PORTLAND, Ore. —
It's that attitude that gives advocates of reform migraines, said Rebecca Brown, state policy reform director for the Innocence Project, which pursues exonerations of the wrongfully convicted.
"We joke in the office that it's like climate change," she said. "There's settled science, and then there's this group of people denying it."
The U.S. Supreme Court had a chance to establish a national standard for eyewitness testimony when it handled a 2012 case from New Hampshire. The court instead delegated that responsibility to the states, which could choose to overhaul their laws or do nothing at all. Most chose the latter.
In Maryland, however, legislators this week passed a bill that overhauls eyewitness identification procedures, joining roughly a half-dozen states and cities.
Among the changes that they've made is to require the witness to declare how confident they are in the identification, mandate that officers let a witness looking at a lineup know that "none of the above" is an acceptable response.
Governments have also instituted "blind" lineup administrators — people who don't know who the suspect is — and a lineup that doesn't unfairly single out a suspect. They also call for any photo lineups of suspects to be randomized.
In Texas, the state allowed agencies to cut the law to fit their individual needs. Law enforcement agencies must either adopt the Law Enforcement Management Institute of Texas' guidelines for lineups composed of people or photographs, or submit their own plan that conforms to it.
While legislatures have pushed some of the changes, courts in Oregon and New Jersey have also gotten involved in setting stringent requirements.

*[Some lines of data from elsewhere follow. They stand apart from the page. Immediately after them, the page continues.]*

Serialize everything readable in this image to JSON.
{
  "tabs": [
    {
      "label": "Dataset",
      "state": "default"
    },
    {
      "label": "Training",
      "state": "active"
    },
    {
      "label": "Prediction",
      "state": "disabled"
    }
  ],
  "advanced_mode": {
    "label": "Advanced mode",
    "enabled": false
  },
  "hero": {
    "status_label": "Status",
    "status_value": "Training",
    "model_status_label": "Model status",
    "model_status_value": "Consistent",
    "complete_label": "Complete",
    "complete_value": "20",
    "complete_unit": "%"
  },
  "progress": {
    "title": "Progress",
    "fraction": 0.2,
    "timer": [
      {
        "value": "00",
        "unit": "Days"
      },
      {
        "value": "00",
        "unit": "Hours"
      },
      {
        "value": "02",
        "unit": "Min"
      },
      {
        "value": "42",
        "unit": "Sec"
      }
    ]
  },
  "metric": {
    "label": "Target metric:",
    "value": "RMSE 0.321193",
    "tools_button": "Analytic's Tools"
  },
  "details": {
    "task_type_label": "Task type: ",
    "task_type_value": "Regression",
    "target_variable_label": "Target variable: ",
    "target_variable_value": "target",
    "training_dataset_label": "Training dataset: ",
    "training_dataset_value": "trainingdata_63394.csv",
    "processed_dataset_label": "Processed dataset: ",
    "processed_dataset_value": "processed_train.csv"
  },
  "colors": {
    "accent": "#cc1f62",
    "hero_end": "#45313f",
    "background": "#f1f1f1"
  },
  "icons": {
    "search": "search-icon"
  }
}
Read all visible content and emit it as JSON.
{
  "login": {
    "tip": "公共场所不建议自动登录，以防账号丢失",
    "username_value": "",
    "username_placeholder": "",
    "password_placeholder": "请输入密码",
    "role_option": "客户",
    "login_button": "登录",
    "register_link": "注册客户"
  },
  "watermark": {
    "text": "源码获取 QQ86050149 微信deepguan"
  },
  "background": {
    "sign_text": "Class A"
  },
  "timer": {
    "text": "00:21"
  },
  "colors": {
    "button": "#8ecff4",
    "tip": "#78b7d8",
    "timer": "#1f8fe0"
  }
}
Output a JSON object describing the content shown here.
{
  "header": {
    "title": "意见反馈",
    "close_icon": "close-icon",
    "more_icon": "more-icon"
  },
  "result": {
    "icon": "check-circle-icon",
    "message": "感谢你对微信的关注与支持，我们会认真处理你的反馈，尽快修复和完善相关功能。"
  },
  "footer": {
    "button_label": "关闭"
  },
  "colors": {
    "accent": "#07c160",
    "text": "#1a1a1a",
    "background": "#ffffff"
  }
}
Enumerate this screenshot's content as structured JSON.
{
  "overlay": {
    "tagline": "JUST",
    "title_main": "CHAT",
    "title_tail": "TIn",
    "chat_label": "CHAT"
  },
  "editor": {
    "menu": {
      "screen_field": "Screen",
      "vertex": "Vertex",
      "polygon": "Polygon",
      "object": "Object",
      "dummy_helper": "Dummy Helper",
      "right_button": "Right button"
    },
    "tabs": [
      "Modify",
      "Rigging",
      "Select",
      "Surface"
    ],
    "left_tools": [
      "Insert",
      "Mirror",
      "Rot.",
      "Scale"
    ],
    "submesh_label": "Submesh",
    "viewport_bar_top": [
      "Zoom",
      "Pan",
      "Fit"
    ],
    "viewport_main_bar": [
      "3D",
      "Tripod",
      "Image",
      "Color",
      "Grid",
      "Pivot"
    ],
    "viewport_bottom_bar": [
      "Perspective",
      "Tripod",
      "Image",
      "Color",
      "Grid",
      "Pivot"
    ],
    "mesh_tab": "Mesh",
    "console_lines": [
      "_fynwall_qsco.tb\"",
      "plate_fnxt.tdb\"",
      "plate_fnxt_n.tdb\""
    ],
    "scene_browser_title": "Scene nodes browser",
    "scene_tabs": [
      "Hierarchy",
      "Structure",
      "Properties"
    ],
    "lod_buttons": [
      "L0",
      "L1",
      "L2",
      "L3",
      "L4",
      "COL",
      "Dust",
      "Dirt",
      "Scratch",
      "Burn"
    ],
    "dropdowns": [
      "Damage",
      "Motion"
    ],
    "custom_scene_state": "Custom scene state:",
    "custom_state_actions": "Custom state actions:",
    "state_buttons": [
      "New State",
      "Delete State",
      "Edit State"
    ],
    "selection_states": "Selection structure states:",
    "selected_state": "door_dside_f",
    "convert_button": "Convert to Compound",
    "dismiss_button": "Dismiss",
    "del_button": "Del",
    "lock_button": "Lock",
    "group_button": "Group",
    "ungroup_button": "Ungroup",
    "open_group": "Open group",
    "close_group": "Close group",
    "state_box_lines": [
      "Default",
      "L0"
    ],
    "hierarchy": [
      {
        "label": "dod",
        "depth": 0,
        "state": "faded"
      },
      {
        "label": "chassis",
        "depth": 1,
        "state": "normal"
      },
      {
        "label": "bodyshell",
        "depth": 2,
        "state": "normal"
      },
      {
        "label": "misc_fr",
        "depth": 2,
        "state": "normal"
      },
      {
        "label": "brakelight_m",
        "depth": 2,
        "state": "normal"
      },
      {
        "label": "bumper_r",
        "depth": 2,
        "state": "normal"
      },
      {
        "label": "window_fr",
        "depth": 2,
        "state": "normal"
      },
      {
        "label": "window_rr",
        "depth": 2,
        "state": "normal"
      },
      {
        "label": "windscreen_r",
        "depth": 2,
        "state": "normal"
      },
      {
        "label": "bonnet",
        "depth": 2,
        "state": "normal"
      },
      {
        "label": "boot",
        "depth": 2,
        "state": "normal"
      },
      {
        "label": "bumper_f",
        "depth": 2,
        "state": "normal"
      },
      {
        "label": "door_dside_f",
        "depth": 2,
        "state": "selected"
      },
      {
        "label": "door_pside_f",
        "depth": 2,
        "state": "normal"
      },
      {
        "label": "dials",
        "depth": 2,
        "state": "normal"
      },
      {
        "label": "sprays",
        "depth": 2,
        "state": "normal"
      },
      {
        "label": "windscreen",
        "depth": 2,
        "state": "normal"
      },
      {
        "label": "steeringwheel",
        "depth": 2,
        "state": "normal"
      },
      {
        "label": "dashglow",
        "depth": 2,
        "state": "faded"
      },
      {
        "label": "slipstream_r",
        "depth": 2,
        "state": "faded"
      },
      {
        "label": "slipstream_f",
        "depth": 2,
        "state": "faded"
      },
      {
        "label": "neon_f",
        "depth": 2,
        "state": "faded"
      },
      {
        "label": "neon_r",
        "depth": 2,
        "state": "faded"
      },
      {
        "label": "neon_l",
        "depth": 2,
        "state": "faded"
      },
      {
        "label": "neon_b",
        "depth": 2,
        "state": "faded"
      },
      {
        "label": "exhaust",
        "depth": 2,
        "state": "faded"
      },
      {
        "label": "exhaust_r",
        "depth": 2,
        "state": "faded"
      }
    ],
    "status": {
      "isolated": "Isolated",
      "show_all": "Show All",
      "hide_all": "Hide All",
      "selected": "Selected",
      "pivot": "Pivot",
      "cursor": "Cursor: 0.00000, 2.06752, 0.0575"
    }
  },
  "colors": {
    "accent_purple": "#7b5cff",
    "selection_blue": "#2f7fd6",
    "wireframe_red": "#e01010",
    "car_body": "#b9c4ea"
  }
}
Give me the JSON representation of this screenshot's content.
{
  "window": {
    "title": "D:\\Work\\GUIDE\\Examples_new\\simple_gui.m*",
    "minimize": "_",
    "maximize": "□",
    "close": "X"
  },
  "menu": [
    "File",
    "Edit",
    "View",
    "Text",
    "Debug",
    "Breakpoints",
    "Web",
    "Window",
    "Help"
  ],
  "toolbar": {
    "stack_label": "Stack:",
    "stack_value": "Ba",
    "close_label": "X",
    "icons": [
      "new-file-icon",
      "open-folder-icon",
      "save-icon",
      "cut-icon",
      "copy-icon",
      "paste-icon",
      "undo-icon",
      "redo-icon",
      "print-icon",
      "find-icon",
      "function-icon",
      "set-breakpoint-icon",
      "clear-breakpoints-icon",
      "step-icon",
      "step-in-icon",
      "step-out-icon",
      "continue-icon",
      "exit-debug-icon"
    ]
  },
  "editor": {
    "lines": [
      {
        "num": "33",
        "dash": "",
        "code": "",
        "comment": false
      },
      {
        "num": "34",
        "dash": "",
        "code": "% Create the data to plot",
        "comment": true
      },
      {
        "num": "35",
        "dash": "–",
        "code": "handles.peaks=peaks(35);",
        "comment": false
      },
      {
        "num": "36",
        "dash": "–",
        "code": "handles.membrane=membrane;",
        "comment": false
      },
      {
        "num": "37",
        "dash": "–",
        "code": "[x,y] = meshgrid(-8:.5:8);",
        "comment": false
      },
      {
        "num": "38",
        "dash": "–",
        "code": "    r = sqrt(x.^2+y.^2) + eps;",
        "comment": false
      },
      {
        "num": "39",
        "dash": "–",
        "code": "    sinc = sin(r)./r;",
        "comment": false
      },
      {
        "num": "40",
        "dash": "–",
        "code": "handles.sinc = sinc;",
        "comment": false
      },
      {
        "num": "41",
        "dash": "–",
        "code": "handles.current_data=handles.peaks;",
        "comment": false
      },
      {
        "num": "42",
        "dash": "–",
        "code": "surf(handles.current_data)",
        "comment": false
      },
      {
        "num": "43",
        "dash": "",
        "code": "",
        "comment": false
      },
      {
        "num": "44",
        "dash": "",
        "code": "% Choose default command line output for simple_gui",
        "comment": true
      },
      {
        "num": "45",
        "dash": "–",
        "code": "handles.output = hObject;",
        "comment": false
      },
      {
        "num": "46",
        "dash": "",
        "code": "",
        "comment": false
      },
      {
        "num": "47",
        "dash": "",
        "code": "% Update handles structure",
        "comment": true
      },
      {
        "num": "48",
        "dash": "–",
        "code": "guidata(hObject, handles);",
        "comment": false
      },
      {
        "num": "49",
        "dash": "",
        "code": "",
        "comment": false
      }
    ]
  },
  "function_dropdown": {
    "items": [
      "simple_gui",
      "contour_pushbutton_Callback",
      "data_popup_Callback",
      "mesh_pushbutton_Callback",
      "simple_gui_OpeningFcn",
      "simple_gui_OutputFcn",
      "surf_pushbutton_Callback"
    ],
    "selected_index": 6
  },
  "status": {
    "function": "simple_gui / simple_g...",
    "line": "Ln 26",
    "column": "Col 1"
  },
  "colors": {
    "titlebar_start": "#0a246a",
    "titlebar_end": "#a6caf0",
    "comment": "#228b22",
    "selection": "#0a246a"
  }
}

In Oregon, for example, the justices unanimously said they couldn't ignore thousands of studies and years of evidence demonstrating how notoriously unreliable eyewitness testimony can be. Now, prosecutors must first show the testimony is more likely than not to be reliable.